By Newt Gingrich
As the son of an infantryman who spent 27 years serving America in the U.S. Army, maybe I feel a special emotion on Veteran's Day. This holiday, there is a touch of sadness, a sense of historical passing.
There was a time when November 11 was called "Armistice Day" to commemorate the ending of "The War to End All Wars," which we now know as World War I, the first of so many brutal conflicts of the 20th century. After World War II, we changed the purpose of the day to honor all living veterans of all our conflicts, at the same time changing "Decoration Day"-- originally a day of remembrance of Union dead from the Civil War -- to our "Memorial Day," to honor all those who served but are no longer with us.
What makes this Veteran's Day so different is that, earlier this year, our last surviving veteran of World War I passed away and now rests with his comrades at Arlington.
Army Cpl. Frank W. Buckles died on Feb. 27, 2011, at the age of 110. He was the last of the 4.7 million Americans who fought in the Great War nearly a century ago.
Having joined the ranks of American doughboys at the age of 16 -- after being turned down by the Marine Corps for being too small, and rejected by the Navy for having flat feet -- Buckles finally convinced an Army captain that he was old enough to enlist. He was so eager to join the conflict that he volunteered to serve as an ambulance driver, having heard that this would place him on a fast track to the front lines in France, where he did indeed come face to face with the ghastly toll of war as he transported the broken bodies of his comrades.
But even after the Armistice, this did not end Buckles's experience of war. Over two decades later, during World War II, while serving as a civilian shipping contractor in the Philippines, Buckles was captured by the Japanese and became a prisoner of war for more than three years.
He lost over 50 pounds during his imprisonment, surviving on a daily diet of only a small amount of mush served in a tin cup the size of a coffee mug that he kept the rest of his life.
And now that Buckles is no longer with us, our last link with his generation of warriors has quietly slipped away.
As a boy, I attended the parades in their honor, men still young in their 40s and 50s. The young veterans who once marched beside them -- now remembered as our "Greatest Generation" -- were in their 20s, having returned not long before from Iwo Jima, Bastogne, and the flak-torn skies over Berlin and Tokyo.
Of the nearly 15 million who served during the Second World War, little more than a million remain with us, and approximately 1,000 of these pass away with each day. Today, the younger vets who march beside them are those of more recent eras: Korea, Vietnam, the Cold War, the Persian Gulf War, and the ongoing conflicts in Iraq and Afghanistan -- a total of more than 21 million veterans living among us.
As we honor these 21 million fellow Americans, this Veterans Day is also a stark reminder that we are still a nation at war and a nation that remains at risk.

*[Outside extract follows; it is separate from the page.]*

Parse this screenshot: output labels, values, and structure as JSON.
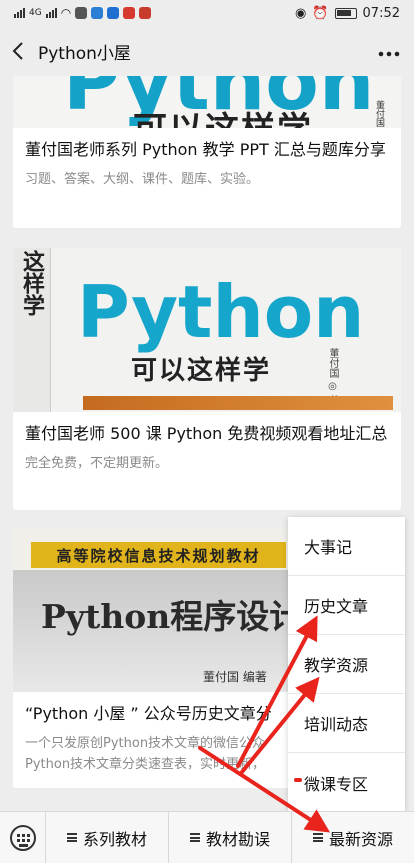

For the elected officials who direct our military, and the voters who elect them, we have a serious responsibility to reflect upon history and apply the wisdom of the past to our challenges today.
If history teaches us anything, it is the necessity of perpetual vigilance. We must maintain our military strength to defend ourselves against those who would threaten us. And we must guard against complacency and any belief that today is somehow different, that leaders of other nations will always be "reasonable," or that we can somehow afford to let down our guard.
World War I was believed to be the war to end all wars. Because its results were so horrific and devastating, it was expected that no sane country would engage in such conflict ever again. But war came again just a few years later, and it was even more devastating and horrific than the last.
Before the outbreak of World War II, it was believed by many Western powers that we might be able to reason with Hitler and strike a deal to prevent war. It was a false hope. The failure to confront Hitler from a position of military strength ensured that the ultimate price paid in blood and treasure was far steeper than it had to be. Indeed, Winston Churchill in his Iron Curtain speech said "there never was a war in history easier to prevent by timely action than the one which has just desolated such great areas of the globe. It could have been prevented, in my belief, without the firing of a single shot."
Following the collapse of Communism and the coming of a new century, it was believed by many that we had reached "the end of history." Defense budgets were shrunk and attacks on America treated as law-enforcement problems. But the hopes for a more peaceful world were shattered that Tuesday morning in September 2001. Since that time, thousands of our brave men and women have fought on distant fronts to defend us against radical Islamist forces who seek domination and annihilation of any who oppose their beliefs.
Despite the myriad challenges we face today, our national resolve must be unshakeable. Let this November 11 be a special day when we thank our courageous veterans for their service and sacrifice. And let us resolve to honor their service by maintaining a military force strong enough to help keep peace around the world without having to fire a shot.